Dataset rows for apps and sites:

------------------------------------------------------------------------

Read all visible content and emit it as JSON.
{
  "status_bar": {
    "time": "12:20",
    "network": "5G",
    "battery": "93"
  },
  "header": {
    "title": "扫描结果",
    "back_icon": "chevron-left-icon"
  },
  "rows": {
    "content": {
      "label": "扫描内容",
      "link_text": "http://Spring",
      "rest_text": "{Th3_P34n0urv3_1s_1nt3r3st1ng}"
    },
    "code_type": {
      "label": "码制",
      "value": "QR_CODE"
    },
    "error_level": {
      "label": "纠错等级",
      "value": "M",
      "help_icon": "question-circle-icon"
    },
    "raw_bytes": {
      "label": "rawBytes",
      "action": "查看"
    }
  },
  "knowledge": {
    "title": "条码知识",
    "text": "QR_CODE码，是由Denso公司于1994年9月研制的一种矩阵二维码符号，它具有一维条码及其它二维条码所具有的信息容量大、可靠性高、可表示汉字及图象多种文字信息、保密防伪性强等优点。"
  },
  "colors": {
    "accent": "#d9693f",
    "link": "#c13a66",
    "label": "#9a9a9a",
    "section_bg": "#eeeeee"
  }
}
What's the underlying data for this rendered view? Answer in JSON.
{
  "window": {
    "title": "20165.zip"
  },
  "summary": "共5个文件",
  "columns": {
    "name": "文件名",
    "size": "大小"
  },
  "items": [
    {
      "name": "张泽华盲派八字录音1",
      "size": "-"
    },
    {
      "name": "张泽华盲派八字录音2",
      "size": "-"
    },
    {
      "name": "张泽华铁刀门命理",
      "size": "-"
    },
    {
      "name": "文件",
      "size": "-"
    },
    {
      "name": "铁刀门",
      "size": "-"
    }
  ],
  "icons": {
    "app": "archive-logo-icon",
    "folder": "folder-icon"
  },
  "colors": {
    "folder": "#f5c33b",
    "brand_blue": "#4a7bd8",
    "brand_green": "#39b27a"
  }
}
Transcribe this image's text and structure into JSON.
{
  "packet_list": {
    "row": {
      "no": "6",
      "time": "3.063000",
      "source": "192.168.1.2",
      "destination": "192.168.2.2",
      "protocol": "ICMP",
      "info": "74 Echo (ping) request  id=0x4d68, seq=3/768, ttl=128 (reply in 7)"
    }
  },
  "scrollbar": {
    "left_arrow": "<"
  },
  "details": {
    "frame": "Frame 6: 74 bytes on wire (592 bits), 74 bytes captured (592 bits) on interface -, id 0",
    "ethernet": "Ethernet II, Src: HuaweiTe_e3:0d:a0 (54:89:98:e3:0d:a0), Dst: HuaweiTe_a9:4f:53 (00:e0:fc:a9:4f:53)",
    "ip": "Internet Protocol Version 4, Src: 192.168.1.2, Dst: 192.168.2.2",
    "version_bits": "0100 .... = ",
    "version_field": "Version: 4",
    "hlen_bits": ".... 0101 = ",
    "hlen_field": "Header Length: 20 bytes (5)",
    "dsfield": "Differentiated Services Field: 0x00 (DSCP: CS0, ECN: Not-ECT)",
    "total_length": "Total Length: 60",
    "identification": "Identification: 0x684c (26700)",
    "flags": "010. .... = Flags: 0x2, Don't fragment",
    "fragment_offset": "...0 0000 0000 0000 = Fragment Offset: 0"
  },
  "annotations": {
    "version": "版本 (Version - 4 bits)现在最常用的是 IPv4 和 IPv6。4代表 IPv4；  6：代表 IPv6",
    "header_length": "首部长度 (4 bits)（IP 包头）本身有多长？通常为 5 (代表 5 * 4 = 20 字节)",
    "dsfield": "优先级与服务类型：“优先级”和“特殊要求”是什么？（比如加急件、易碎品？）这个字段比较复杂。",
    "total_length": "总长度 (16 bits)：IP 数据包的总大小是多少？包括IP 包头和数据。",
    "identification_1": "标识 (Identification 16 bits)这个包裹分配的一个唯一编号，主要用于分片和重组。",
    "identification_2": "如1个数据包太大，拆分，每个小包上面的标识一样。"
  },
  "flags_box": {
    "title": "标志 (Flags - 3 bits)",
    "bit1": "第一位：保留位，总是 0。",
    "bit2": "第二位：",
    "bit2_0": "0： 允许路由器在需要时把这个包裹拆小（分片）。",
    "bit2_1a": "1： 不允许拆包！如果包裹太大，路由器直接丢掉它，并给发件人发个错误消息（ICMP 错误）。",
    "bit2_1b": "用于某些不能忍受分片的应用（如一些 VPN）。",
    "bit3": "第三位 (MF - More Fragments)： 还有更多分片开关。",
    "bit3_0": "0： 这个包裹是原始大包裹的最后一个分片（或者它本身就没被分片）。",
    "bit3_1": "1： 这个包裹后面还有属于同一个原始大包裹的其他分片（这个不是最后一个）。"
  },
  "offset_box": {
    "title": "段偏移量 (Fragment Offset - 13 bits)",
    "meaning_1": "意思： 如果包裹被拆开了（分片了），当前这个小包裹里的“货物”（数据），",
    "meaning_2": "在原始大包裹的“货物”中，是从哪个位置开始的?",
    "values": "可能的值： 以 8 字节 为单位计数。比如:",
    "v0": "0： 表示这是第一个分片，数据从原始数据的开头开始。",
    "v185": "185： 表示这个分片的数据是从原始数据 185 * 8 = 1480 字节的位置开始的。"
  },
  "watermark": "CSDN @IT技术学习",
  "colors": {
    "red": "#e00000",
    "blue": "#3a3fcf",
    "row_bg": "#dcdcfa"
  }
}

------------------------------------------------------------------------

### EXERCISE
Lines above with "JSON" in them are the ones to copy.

### THE ANSWER
Read all visible content and emit it as JSON.
What's the underlying data for this rendered view? Answer in JSON.
Transcribe this image's text and structure into JSON.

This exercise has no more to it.